#### Task details
The output must consist only of the lines from the one with "Serialize everything readable" through the end of the listing, restated exactly and free of pictures.

#### Given data
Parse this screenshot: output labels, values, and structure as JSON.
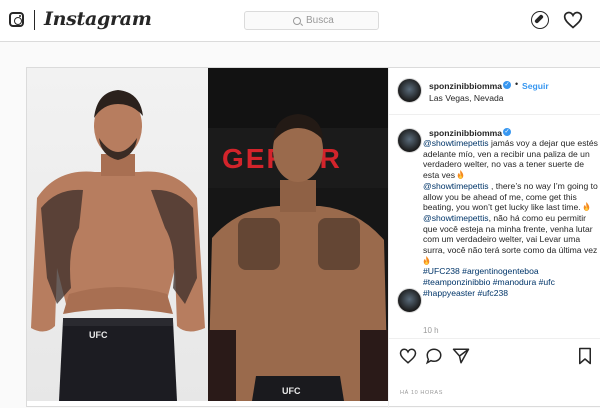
{
  "header": {
    "wordmark": "Instagram",
    "search_placeholder": "Busca",
    "icons": [
      "instagram-logo-icon",
      "explore-compass-icon",
      "activity-heart-icon"
    ]
  },
  "post": {
    "username": "sponzinibbiomma",
    "follow_label": "Seguir",
    "location": "Las Vegas, Nevada",
    "caption": {
      "username": "sponzinibbiomma",
      "es_mention": "@showtimepettis",
      "es_text": " jamás voy a dejar que estés adelante mío, ven a recibir una paliza de un verdadero welter, no vas a tener suerte de esta ves ",
      "en_mention": "@showtimepettis",
      "en_text": " , there’s no way I’m going to allow you be ahead of me, come get this beating, you won’t get lucky like last time. ",
      "pt_mention": "@showtimepettis",
      "pt_text": ", não há como eu permitir que você esteja na minha frente, venha lutar com um verdadeiro welter, vai Levar uma surra, você não terá sorte como da última vez ",
      "hashtags_line1": "#UFC238 #argentinogenteboa",
      "hashtags_line2": "#teamponzinibbio #manodura #ufc",
      "hashtags_line3": "#happyeaster #ufc238"
    },
    "time_ago": "10 h",
    "timestamp": "HÁ 10 HORAS",
    "colors": {
      "link": "#003569",
      "follow": "#3897f0",
      "verified": "#3897f0"
    },
    "media": {
      "left_shorts_text": "UFC",
      "right_banner_text": "GER AR",
      "right_shorts_text": "UFC"
    }
  }
}
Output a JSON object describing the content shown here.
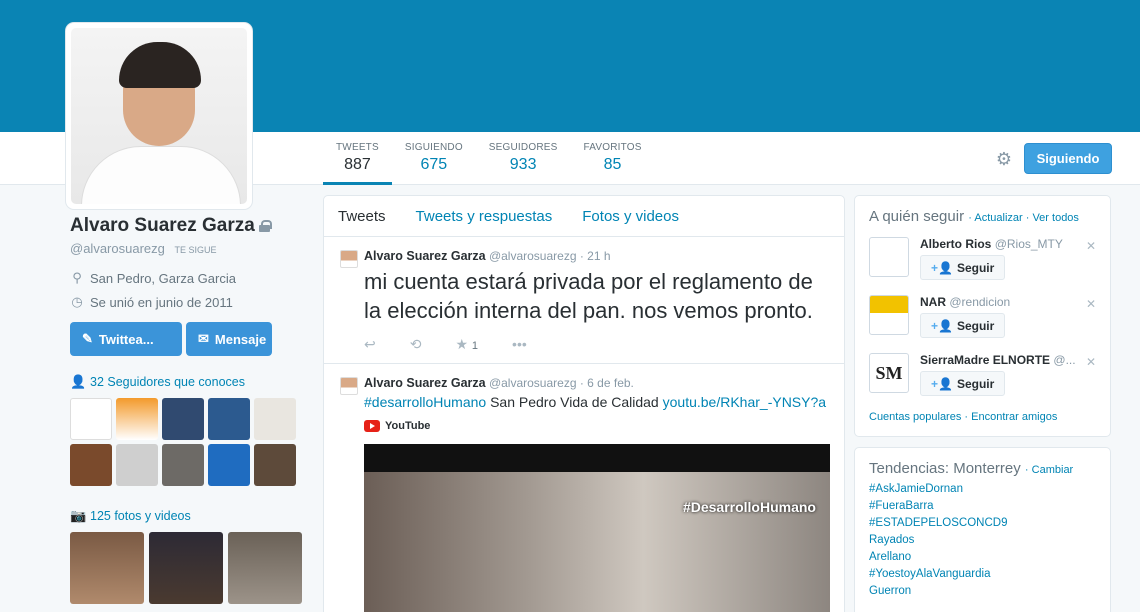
{
  "colors": {
    "banner": "#0a84b4",
    "accent": "#0084b4",
    "button": "#3b94d9"
  },
  "profile": {
    "name": "Alvaro Suarez Garza",
    "handle": "@alvarosuarezg",
    "follows_you": "TE SIGUE",
    "location": "San Pedro, Garza Garcia",
    "joined": "Se unió en junio de 2011",
    "tweet_button": "Twittea...",
    "message_button": "Mensaje",
    "known_followers": "32 Seguidores que conoces",
    "photos_videos": "125 fotos y videos"
  },
  "stats": [
    {
      "label": "TWEETS",
      "value": "887"
    },
    {
      "label": "SIGUIENDO",
      "value": "675"
    },
    {
      "label": "SEGUIDORES",
      "value": "933"
    },
    {
      "label": "FAVORITOS",
      "value": "85"
    }
  ],
  "header": {
    "following_button": "Siguiendo",
    "settings_icon": "gear-icon"
  },
  "tabs": [
    "Tweets",
    "Tweets y respuestas",
    "Fotos y videos"
  ],
  "tweets": [
    {
      "name": "Alvaro Suarez Garza",
      "handle": "@alvarosuarezg",
      "time": "· 21 h",
      "text": "mi cuenta estará privada por el reglamento de la elección interna del pan. nos vemos pronto.",
      "favorites": "1"
    },
    {
      "name": "Alvaro Suarez Garza",
      "handle": "@alvarosuarezg",
      "time": "· 6 de feb.",
      "hashtag": "#desarrolloHumano",
      "text": "San Pedro Vida de Calidad",
      "link": "youtu.be/RKhar_-YNSY?a",
      "source": "YouTube",
      "video_tag": "#DesarrolloHumano"
    }
  ],
  "who_to_follow": {
    "title": "A quién seguir",
    "refresh": "Actualizar",
    "view_all": "Ver todos",
    "follow_label": "Seguir",
    "users": [
      {
        "name": "Alberto Rios",
        "handle": "@Rios_MTY"
      },
      {
        "name": "NAR",
        "handle": "@rendicion"
      },
      {
        "name": "SierraMadre ELNORTE",
        "handle": "@..."
      }
    ],
    "popular": "Cuentas populares",
    "find_friends": "Encontrar amigos"
  },
  "trends": {
    "title": "Tendencias: Monterrey",
    "change": "Cambiar",
    "items": [
      "#AskJamieDornan",
      "#FueraBarra",
      "#ESTADEPELOSCONCD9",
      "Rayados",
      "Arellano",
      "#YoestoyAlaVanguardia",
      "Guerron"
    ]
  }
}
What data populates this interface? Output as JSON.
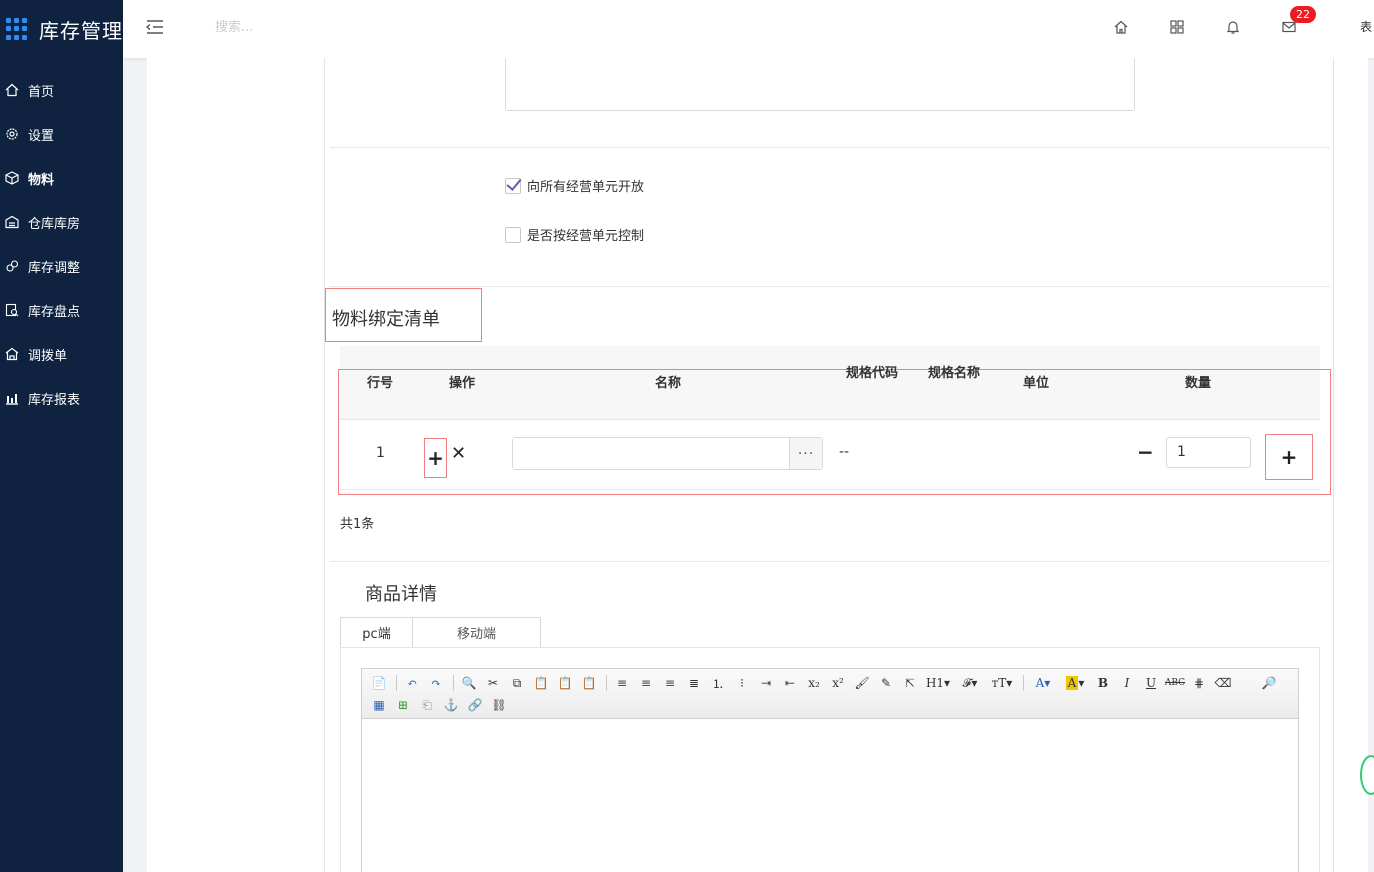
{
  "app": {
    "title": "库存管理"
  },
  "sidebar": {
    "items": [
      {
        "label": "首页",
        "icon": "home-icon"
      },
      {
        "label": "设置",
        "icon": "gear-icon"
      },
      {
        "label": "物料",
        "icon": "cube-icon",
        "active": true
      },
      {
        "label": "仓库库房",
        "icon": "warehouse-icon"
      },
      {
        "label": "库存调整",
        "icon": "adjust-icon"
      },
      {
        "label": "库存盘点",
        "icon": "inventory-icon"
      },
      {
        "label": "调拨单",
        "icon": "transfer-icon"
      },
      {
        "label": "库存报表",
        "icon": "chart-icon"
      }
    ]
  },
  "header": {
    "search_placeholder": "搜索...",
    "badge_count": "22",
    "edge_glyph": "表"
  },
  "form": {
    "open_all_label": "向所有经营单元开放",
    "open_all_checked": true,
    "control_label": "是否按经营单元控制",
    "control_checked": false
  },
  "binding": {
    "title": "物料绑定清单",
    "columns": {
      "row": "行号",
      "op": "操作",
      "name": "名称",
      "spec_code": "规格代码",
      "spec_name": "规格名称",
      "unit": "单位",
      "qty": "数量"
    },
    "rows": [
      {
        "row": "1",
        "name": "",
        "spec": "--",
        "qty": "1"
      }
    ],
    "total": "共1条"
  },
  "details": {
    "title": "商品详情",
    "tabs": [
      "pc端",
      "移动端"
    ]
  }
}
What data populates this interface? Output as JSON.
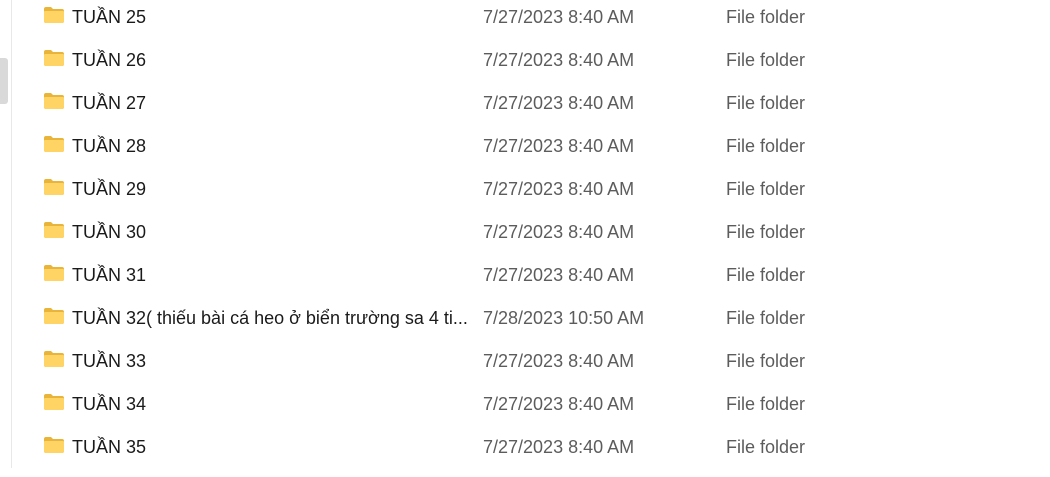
{
  "colors": {
    "folder_back": "#e8b53a",
    "folder_front": "#ffd464",
    "name_text": "#1a1a1a",
    "meta_text": "#5c5c5c"
  },
  "files": [
    {
      "name": "TUẦN 25",
      "date_modified": "7/27/2023 8:40 AM",
      "type": "File folder",
      "icon": "folder-icon"
    },
    {
      "name": "TUẦN 26",
      "date_modified": "7/27/2023 8:40 AM",
      "type": "File folder",
      "icon": "folder-icon"
    },
    {
      "name": "TUẦN 27",
      "date_modified": "7/27/2023 8:40 AM",
      "type": "File folder",
      "icon": "folder-icon"
    },
    {
      "name": "TUẦN 28",
      "date_modified": "7/27/2023 8:40 AM",
      "type": "File folder",
      "icon": "folder-icon"
    },
    {
      "name": "TUẦN 29",
      "date_modified": "7/27/2023 8:40 AM",
      "type": "File folder",
      "icon": "folder-icon"
    },
    {
      "name": "TUẦN 30",
      "date_modified": "7/27/2023 8:40 AM",
      "type": "File folder",
      "icon": "folder-icon"
    },
    {
      "name": "TUẦN 31",
      "date_modified": "7/27/2023 8:40 AM",
      "type": "File folder",
      "icon": "folder-icon"
    },
    {
      "name": "TUẦN 32( thiếu bài cá heo ở biển trường sa 4 ti...",
      "date_modified": "7/28/2023 10:50 AM",
      "type": "File folder",
      "icon": "folder-icon"
    },
    {
      "name": "TUẦN 33",
      "date_modified": "7/27/2023 8:40 AM",
      "type": "File folder",
      "icon": "folder-icon"
    },
    {
      "name": "TUẦN 34",
      "date_modified": "7/27/2023 8:40 AM",
      "type": "File folder",
      "icon": "folder-icon"
    },
    {
      "name": "TUẦN 35",
      "date_modified": "7/27/2023 8:40 AM",
      "type": "File folder",
      "icon": "folder-icon"
    }
  ]
}
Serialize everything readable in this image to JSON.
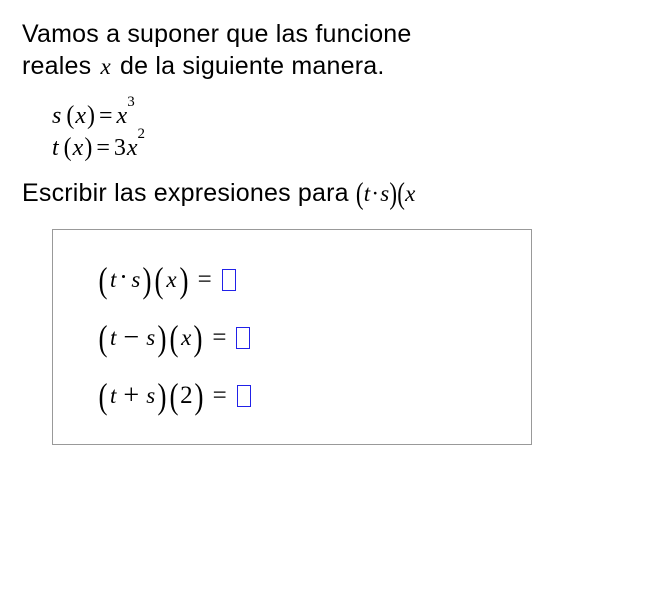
{
  "intro": {
    "line1_a": "Vamos a suponer que las funcione",
    "line2_a": "reales ",
    "line2_var": "x",
    "line2_b": " de la siguiente manera."
  },
  "defs": {
    "s": {
      "fn": "s",
      "arg": "x",
      "rhs_base": "x",
      "rhs_exp": "3"
    },
    "t": {
      "fn": "t",
      "arg": "x",
      "rhs_coef": "3",
      "rhs_base": "x",
      "rhs_exp": "2"
    }
  },
  "prompt": {
    "text": "Escribir las expresiones para ",
    "trail_t": "t",
    "trail_s": "s",
    "trail_x": "x"
  },
  "box": {
    "rows": [
      {
        "left": "t",
        "op": "dot",
        "right": "s",
        "arg": "x"
      },
      {
        "left": "t",
        "op": "minus",
        "right": "s",
        "arg": "x"
      },
      {
        "left": "t",
        "op": "plus",
        "right": "s",
        "arg": "2"
      }
    ],
    "glyphs": {
      "dot": "·",
      "minus": "−",
      "plus": "+"
    }
  }
}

#### Expected output
Serialize everything readable in this image to JSON.
{
  "intro": {
    "line1_a": "Vamos a suponer que las funcione",
    "line2_a": "reales ",
    "line2_var": "x",
    "line2_b": " de la siguiente manera."
  },
  "defs": {
    "s": {
      "fn": "s",
      "arg": "x",
      "rhs_base": "x",
      "rhs_exp": "3"
    },
    "t": {
      "fn": "t",
      "arg": "x",
      "rhs_coef": "3",
      "rhs_base": "x",
      "rhs_exp": "2"
    }
  },
  "prompt": {
    "text": "Escribir las expresiones para ",
    "trail_t": "t",
    "trail_s": "s",
    "trail_x": "x"
  },
  "box": {
    "rows": [
      {
        "left": "t",
        "op": "dot",
        "right": "s",
        "arg": "x"
      },
      {
        "left": "t",
        "op": "minus",
        "right": "s",
        "arg": "x"
      },
      {
        "left": "t",
        "op": "plus",
        "right": "s",
        "arg": "2"
      }
    ],
    "glyphs": {
      "dot": "·",
      "minus": "−",
      "plus": "+"
    }
  }
}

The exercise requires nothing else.